Your instructions:
Set down the data that follows again, exactly as written.

[Opening Given records section]

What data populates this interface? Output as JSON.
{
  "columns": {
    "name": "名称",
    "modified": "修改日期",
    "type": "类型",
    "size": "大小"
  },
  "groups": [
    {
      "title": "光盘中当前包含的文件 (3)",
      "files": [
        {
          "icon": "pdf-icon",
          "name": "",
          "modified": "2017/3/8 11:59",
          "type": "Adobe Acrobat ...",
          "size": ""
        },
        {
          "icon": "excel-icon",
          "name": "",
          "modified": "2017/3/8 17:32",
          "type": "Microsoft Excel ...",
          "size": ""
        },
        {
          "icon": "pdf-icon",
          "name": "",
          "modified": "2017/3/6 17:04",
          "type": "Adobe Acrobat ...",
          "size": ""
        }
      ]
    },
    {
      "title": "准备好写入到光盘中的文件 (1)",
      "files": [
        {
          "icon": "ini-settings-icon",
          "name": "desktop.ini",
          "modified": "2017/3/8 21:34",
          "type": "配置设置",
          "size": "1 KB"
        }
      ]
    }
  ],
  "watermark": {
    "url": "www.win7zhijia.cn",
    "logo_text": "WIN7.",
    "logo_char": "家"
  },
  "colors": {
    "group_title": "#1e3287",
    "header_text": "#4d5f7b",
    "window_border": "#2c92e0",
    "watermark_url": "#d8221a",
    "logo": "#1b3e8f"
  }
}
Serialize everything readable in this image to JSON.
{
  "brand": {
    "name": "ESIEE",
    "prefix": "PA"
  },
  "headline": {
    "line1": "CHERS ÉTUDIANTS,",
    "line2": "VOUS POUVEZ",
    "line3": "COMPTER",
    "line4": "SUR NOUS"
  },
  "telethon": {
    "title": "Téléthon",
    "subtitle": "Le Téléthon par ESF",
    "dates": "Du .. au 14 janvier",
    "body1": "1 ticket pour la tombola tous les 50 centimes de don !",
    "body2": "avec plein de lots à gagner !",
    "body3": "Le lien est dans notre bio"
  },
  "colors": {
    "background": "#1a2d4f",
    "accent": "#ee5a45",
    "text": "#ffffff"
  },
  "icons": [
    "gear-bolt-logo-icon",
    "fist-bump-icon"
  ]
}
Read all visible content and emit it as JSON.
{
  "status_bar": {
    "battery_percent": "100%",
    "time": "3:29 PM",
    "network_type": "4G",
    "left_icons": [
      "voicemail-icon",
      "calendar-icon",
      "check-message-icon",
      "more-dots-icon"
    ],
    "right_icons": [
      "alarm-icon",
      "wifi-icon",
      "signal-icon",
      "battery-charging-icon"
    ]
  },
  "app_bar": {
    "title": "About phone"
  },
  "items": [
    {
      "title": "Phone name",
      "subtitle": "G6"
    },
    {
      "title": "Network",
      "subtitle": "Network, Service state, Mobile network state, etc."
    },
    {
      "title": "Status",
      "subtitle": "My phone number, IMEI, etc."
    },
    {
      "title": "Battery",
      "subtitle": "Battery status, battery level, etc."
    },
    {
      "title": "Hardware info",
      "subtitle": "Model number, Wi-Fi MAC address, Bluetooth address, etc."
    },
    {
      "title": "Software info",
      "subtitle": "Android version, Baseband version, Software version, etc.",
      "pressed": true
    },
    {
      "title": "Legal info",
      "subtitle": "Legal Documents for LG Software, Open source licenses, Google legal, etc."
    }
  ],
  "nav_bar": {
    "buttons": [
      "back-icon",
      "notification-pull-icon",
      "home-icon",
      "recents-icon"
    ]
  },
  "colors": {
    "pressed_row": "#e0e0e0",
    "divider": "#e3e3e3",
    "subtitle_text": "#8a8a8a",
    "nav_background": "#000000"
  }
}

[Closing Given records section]

Solution for this exercise:
What data populates this interface? Output as JSON.
{
  "columns": {
    "name": "名称",
    "modified": "修改日期",
    "type": "类型",
    "size": "大小"
  },
  "groups": [
    {
      "title": "光盘中当前包含的文件 (3)",
      "files": [
        {
          "icon": "pdf-icon",
          "name": "",
          "modified": "2017/3/8 11:59",
          "type": "Adobe Acrobat ...",
          "size": ""
        },
        {
          "icon": "excel-icon",
          "name": "",
          "modified": "2017/3/8 17:32",
          "type": "Microsoft Excel ...",
          "size": ""
        },
        {
          "icon": "pdf-icon",
          "name": "",
          "modified": "2017/3/6 17:04",
          "type": "Adobe Acrobat ...",
          "size": ""
        }
      ]
    },
    {
      "title": "准备好写入到光盘中的文件 (1)",
      "files": [
        {
          "icon": "ini-settings-icon",
          "name": "desktop.ini",
          "modified": "2017/3/8 21:34",
          "type": "配置设置",
          "size": "1 KB"
        }
      ]
    }
  ],
  "watermark": {
    "url": "www.win7zhijia.cn",
    "logo_text": "WIN7.",
    "logo_char": "家"
  },
  "colors": {
    "group_title": "#1e3287",
    "header_text": "#4d5f7b",
    "window_border": "#2c92e0",
    "watermark_url": "#d8221a",
    "logo": "#1b3e8f"
  }
}
Serialize everything readable in this image to JSON.
{
  "brand": {
    "name": "ESIEE",
    "prefix": "PA"
  },
  "headline": {
    "line1": "CHERS ÉTUDIANTS,",
    "line2": "VOUS POUVEZ",
    "line3": "COMPTER",
    "line4": "SUR NOUS"
  },
  "telethon": {
    "title": "Téléthon",
    "subtitle": "Le Téléthon par ESF",
    "dates": "Du .. au 14 janvier",
    "body1": "1 ticket pour la tombola tous les 50 centimes de don !",
    "body2": "avec plein de lots à gagner !",
    "body3": "Le lien est dans notre bio"
  },
  "colors": {
    "background": "#1a2d4f",
    "accent": "#ee5a45",
    "text": "#ffffff"
  },
  "icons": [
    "gear-bolt-logo-icon",
    "fist-bump-icon"
  ]
}
Read all visible content and emit it as JSON.
{
  "status_bar": {
    "battery_percent": "100%",
    "time": "3:29 PM",
    "network_type": "4G",
    "left_icons": [
      "voicemail-icon",
      "calendar-icon",
      "check-message-icon",
      "more-dots-icon"
    ],
    "right_icons": [
      "alarm-icon",
      "wifi-icon",
      "signal-icon",
      "battery-charging-icon"
    ]
  },
  "app_bar": {
    "title": "About phone"
  },
  "items": [
    {
      "title": "Phone name",
      "subtitle": "G6"
    },
    {
      "title": "Network",
      "subtitle": "Network, Service state, Mobile network state, etc."
    },
    {
      "title": "Status",
      "subtitle": "My phone number, IMEI, etc."
    },
    {
      "title": "Battery",
      "subtitle": "Battery status, battery level, etc."
    },
    {
      "title": "Hardware info",
      "subtitle": "Model number, Wi-Fi MAC address, Bluetooth address, etc."
    },
    {
      "title": "Software info",
      "subtitle": "Android version, Baseband version, Software version, etc.",
      "pressed": true
    },
    {
      "title": "Legal info",
      "subtitle": "Legal Documents for LG Software, Open source licenses, Google legal, etc."
    }
  ],
  "nav_bar": {
    "buttons": [
      "back-icon",
      "notification-pull-icon",
      "home-icon",
      "recents-icon"
    ]
  },
  "colors": {
    "pressed_row": "#e0e0e0",
    "divider": "#e3e3e3",
    "subtitle_text": "#8a8a8a",
    "nav_background": "#000000"
  }
}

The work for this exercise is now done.